* [Work required]
Restate the listing exactly and in full.

════════════════

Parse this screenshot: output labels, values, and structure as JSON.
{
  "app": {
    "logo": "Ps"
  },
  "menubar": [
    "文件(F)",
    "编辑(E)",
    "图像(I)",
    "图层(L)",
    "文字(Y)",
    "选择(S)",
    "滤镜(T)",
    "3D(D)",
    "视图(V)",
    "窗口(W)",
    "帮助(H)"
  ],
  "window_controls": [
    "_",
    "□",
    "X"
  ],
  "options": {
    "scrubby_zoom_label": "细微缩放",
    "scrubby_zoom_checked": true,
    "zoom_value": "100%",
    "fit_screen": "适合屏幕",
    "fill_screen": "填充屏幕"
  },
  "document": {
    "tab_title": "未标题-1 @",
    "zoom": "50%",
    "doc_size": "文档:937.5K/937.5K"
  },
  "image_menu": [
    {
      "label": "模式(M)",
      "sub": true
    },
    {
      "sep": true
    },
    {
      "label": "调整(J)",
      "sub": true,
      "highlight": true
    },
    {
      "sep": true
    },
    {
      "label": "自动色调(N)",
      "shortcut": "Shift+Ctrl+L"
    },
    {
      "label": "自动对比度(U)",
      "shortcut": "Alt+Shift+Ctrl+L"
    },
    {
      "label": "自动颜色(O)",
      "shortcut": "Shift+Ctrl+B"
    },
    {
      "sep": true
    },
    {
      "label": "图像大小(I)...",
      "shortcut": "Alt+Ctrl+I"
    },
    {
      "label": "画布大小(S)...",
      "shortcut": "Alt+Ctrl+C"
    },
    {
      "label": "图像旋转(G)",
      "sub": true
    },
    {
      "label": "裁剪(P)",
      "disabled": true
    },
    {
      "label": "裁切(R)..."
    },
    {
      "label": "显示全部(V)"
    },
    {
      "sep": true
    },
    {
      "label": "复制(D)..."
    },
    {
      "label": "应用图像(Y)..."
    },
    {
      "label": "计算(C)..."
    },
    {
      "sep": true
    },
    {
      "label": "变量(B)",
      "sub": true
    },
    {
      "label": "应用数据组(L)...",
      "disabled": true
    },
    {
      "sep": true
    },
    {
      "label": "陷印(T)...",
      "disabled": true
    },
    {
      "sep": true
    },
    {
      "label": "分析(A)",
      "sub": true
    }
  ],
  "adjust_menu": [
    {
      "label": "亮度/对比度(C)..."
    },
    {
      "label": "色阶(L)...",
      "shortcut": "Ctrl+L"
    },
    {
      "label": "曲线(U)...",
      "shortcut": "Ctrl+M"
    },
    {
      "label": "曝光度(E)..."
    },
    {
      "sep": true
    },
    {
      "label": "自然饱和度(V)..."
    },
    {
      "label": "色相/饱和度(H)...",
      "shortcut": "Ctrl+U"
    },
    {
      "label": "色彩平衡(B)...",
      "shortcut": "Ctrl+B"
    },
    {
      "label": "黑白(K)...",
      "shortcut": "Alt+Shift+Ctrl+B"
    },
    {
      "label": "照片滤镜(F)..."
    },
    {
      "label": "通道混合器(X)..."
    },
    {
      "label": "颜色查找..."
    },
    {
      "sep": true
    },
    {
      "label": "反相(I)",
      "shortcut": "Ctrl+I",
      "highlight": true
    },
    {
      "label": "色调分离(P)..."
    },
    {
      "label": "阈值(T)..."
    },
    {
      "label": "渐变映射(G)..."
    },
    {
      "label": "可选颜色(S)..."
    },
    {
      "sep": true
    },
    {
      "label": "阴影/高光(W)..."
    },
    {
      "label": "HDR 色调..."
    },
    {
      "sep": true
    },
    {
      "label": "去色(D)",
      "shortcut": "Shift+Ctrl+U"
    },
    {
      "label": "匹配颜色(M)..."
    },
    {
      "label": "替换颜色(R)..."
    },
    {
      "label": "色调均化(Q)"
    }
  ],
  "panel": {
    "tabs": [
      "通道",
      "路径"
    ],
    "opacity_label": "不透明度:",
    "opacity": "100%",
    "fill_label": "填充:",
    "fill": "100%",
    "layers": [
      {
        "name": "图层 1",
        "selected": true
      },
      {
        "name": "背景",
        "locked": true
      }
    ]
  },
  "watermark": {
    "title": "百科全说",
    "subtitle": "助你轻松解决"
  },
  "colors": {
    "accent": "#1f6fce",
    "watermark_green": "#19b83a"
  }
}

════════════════

* [Response]
Parse this screenshot: output labels, values, and structure as JSON.
{
  "app": {
    "logo": "Ps"
  },
  "menubar": [
    "文件(F)",
    "编辑(E)",
    "图像(I)",
    "图层(L)",
    "文字(Y)",
    "选择(S)",
    "滤镜(T)",
    "3D(D)",
    "视图(V)",
    "窗口(W)",
    "帮助(H)"
  ],
  "window_controls": [
    "_",
    "□",
    "X"
  ],
  "options": {
    "scrubby_zoom_label": "细微缩放",
    "scrubby_zoom_checked": true,
    "zoom_value": "100%",
    "fit_screen": "适合屏幕",
    "fill_screen": "填充屏幕"
  },
  "document": {
    "tab_title": "未标题-1 @",
    "zoom": "50%",
    "doc_size": "文档:937.5K/937.5K"
  },
  "image_menu": [
    {
      "label": "模式(M)",
      "sub": true
    },
    {
      "sep": true
    },
    {
      "label": "调整(J)",
      "sub": true,
      "highlight": true
    },
    {
      "sep": true
    },
    {
      "label": "自动色调(N)",
      "shortcut": "Shift+Ctrl+L"
    },
    {
      "label": "自动对比度(U)",
      "shortcut": "Alt+Shift+Ctrl+L"
    },
    {
      "label": "自动颜色(O)",
      "shortcut": "Shift+Ctrl+B"
    },
    {
      "sep": true
    },
    {
      "label": "图像大小(I)...",
      "shortcut": "Alt+Ctrl+I"
    },
    {
      "label": "画布大小(S)...",
      "shortcut": "Alt+Ctrl+C"
    },
    {
      "label": "图像旋转(G)",
      "sub": true
    },
    {
      "label": "裁剪(P)",
      "disabled": true
    },
    {
      "label": "裁切(R)..."
    },
    {
      "label": "显示全部(V)"
    },
    {
      "sep": true
    },
    {
      "label": "复制(D)..."
    },
    {
      "label": "应用图像(Y)..."
    },
    {
      "label": "计算(C)..."
    },
    {
      "sep": true
    },
    {
      "label": "变量(B)",
      "sub": true
    },
    {
      "label": "应用数据组(L)...",
      "disabled": true
    },
    {
      "sep": true
    },
    {
      "label": "陷印(T)...",
      "disabled": true
    },
    {
      "sep": true
    },
    {
      "label": "分析(A)",
      "sub": true
    }
  ],
  "adjust_menu": [
    {
      "label": "亮度/对比度(C)..."
    },
    {
      "label": "色阶(L)...",
      "shortcut": "Ctrl+L"
    },
    {
      "label": "曲线(U)...",
      "shortcut": "Ctrl+M"
    },
    {
      "label": "曝光度(E)..."
    },
    {
      "sep": true
    },
    {
      "label": "自然饱和度(V)..."
    },
    {
      "label": "色相/饱和度(H)...",
      "shortcut": "Ctrl+U"
    },
    {
      "label": "色彩平衡(B)...",
      "shortcut": "Ctrl+B"
    },
    {
      "label": "黑白(K)...",
      "shortcut": "Alt+Shift+Ctrl+B"
    },
    {
      "label": "照片滤镜(F)..."
    },
    {
      "label": "通道混合器(X)..."
    },
    {
      "label": "颜色查找..."
    },
    {
      "sep": true
    },
    {
      "label": "反相(I)",
      "shortcut": "Ctrl+I",
      "highlight": true
    },
    {
      "label": "色调分离(P)..."
    },
    {
      "label": "阈值(T)..."
    },
    {
      "label": "渐变映射(G)..."
    },
    {
      "label": "可选颜色(S)..."
    },
    {
      "sep": true
    },
    {
      "label": "阴影/高光(W)..."
    },
    {
      "label": "HDR 色调..."
    },
    {
      "sep": true
    },
    {
      "label": "去色(D)",
      "shortcut": "Shift+Ctrl+U"
    },
    {
      "label": "匹配颜色(M)..."
    },
    {
      "label": "替换颜色(R)..."
    },
    {
      "label": "色调均化(Q)"
    }
  ],
  "panel": {
    "tabs": [
      "通道",
      "路径"
    ],
    "opacity_label": "不透明度:",
    "opacity": "100%",
    "fill_label": "填充:",
    "fill": "100%",
    "layers": [
      {
        "name": "图层 1",
        "selected": true
      },
      {
        "name": "背景",
        "locked": true
      }
    ]
  },
  "watermark": {
    "title": "百科全说",
    "subtitle": "助你轻松解决"
  },
  "colors": {
    "accent": "#1f6fce",
    "watermark_green": "#19b83a"
  }
}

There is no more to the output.